Henry Stone, the legendary founder of TK Records and many other labels, received a proclamation from the Mayor of the City of Hialeah, Carlos Hernandez. Mayor Hernandez is himself a big fan of TK Records and joined in with the people who packed the dance floor throughout the night. The day of October 12, 2013 was proclaimed as the official TK Records Day in Hialeah.
Henry Stone’s labels throughout the 1970s cranked out hundreds of hot tracks and included over 25 gold and platinum records, all from a little studio in the upstairs of his distributor warehouse in Hialeah. Some of his biggest acts included George McCrae on TK Records, KC and the Sunshine Band on on TK Records, Latimore on Glades, Bobby Caldwell on Clouds, Gwen McCrae on Cat, Foxy on on Dash, Jimmy “Bo” Horne on Sunshine Sound, Anita Ward on Juana, Timmy Thomas on Glades, Betty Wright on Alston, T-Connection on Dash, Peter Brown on Drive and too many more to list. Dozens of artists passed through his doors throughout his 60+ years in the music business and Henry’s impact on both the music and the business has been felt throughout the world.

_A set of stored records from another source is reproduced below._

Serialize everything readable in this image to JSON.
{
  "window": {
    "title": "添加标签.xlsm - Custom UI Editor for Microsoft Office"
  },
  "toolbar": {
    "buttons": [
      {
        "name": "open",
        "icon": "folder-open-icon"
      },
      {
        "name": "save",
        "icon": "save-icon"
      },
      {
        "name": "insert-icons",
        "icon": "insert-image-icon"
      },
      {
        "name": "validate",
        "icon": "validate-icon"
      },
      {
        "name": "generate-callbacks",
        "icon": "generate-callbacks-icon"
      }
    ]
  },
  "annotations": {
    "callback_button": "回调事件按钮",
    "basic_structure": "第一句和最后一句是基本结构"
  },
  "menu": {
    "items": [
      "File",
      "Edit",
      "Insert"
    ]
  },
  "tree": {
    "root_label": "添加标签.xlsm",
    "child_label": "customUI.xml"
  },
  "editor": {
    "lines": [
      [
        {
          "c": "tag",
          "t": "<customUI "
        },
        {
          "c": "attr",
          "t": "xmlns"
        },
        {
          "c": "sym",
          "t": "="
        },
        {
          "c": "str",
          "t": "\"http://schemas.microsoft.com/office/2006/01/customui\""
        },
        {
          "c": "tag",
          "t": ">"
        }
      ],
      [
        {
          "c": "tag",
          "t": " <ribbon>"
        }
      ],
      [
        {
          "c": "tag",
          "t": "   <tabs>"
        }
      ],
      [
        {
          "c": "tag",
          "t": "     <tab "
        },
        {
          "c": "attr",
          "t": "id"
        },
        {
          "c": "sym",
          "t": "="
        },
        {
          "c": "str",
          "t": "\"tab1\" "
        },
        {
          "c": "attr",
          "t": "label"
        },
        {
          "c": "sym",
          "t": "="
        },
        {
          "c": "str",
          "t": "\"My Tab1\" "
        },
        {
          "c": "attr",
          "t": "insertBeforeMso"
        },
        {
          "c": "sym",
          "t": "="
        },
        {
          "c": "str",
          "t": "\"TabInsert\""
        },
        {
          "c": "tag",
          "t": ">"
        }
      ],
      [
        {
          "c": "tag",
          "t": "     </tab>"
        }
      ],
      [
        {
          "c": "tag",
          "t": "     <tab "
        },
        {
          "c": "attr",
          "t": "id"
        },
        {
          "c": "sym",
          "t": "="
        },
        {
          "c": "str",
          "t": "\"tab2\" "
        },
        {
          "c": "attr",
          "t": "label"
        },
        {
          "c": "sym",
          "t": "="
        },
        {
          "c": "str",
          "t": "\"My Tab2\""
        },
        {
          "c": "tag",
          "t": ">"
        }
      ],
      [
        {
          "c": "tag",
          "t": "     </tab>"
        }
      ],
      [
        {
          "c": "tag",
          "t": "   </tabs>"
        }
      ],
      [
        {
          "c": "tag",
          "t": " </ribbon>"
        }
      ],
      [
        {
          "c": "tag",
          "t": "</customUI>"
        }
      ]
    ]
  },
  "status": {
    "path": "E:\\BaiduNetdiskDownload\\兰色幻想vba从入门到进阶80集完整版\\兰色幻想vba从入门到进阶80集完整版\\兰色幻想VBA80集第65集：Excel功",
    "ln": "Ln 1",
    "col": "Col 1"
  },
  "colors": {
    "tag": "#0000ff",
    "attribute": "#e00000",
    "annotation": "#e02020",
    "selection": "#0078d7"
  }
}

The Miami Disco Fever Reunion on October 12, 2013 was a fitting tribute to a man who has done so much for the music business.